Show each line from the records below in which the word "icon" occurs.
----- Excerpted records
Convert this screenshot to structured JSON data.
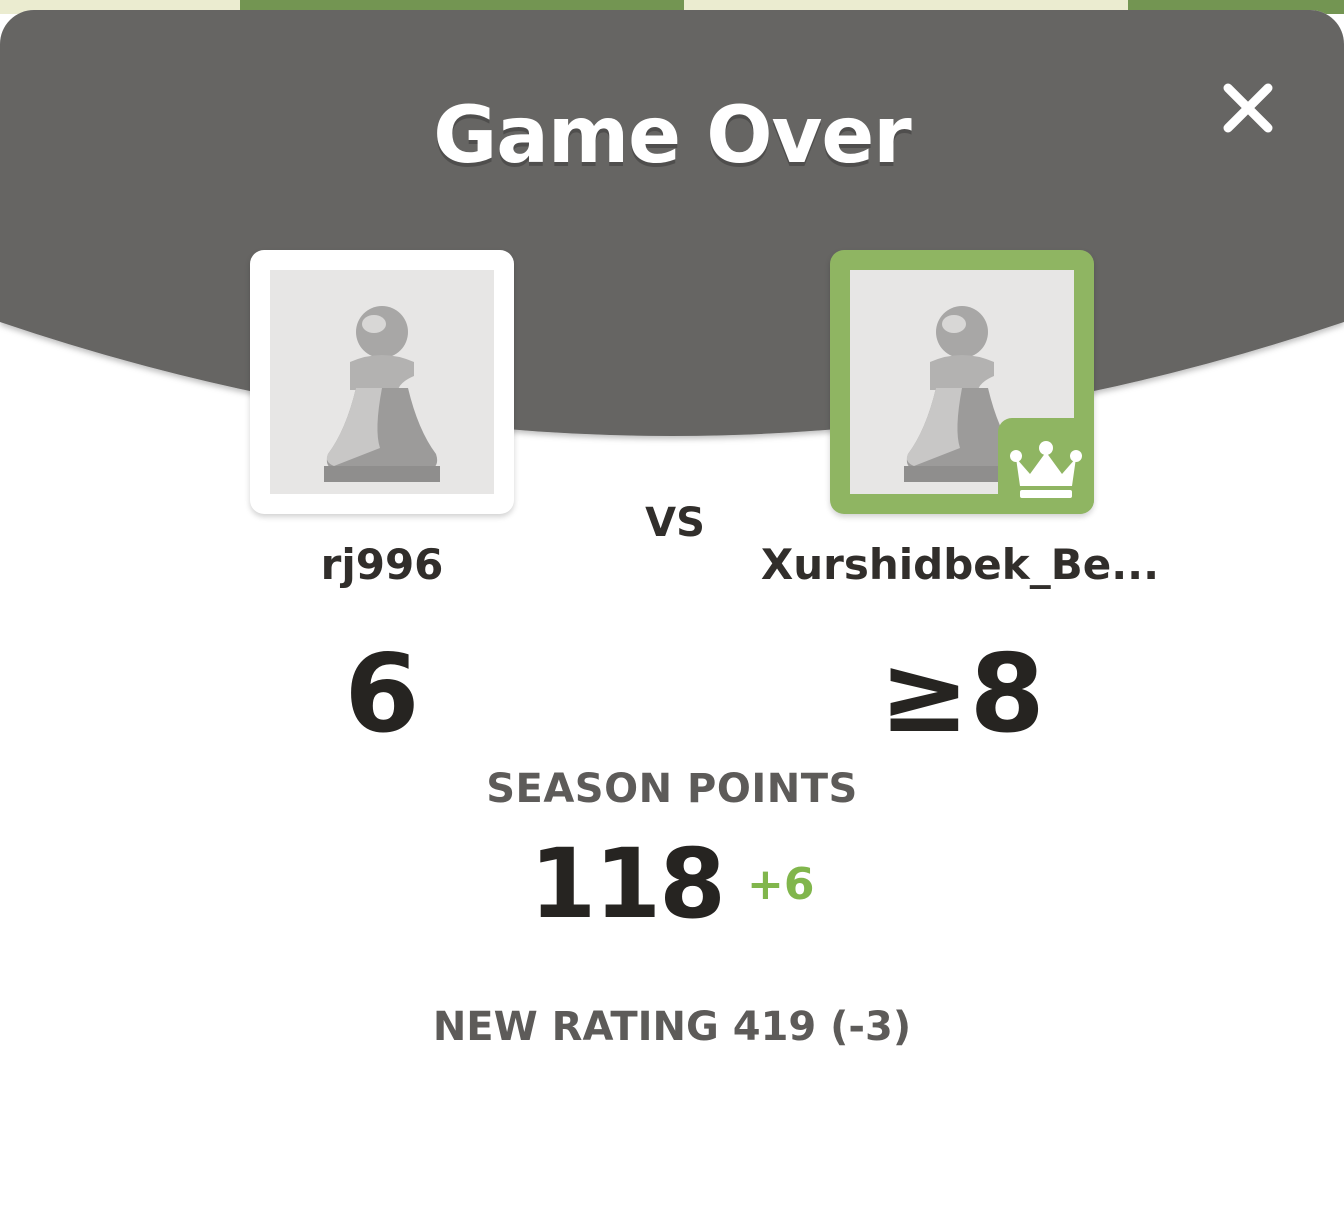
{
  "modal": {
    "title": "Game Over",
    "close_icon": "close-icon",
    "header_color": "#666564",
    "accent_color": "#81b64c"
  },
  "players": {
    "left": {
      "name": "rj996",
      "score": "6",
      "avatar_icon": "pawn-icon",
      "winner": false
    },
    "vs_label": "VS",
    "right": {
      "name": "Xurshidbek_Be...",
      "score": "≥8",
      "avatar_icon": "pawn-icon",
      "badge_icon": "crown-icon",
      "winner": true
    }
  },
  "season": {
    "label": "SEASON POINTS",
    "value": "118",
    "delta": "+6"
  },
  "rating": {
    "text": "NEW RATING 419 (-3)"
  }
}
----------
> _Your response_:
    "close_icon": "close-icon",
      "avatar_icon": "pawn-icon",
      "avatar_icon": "pawn-icon",
      "badge_icon": "crown-icon",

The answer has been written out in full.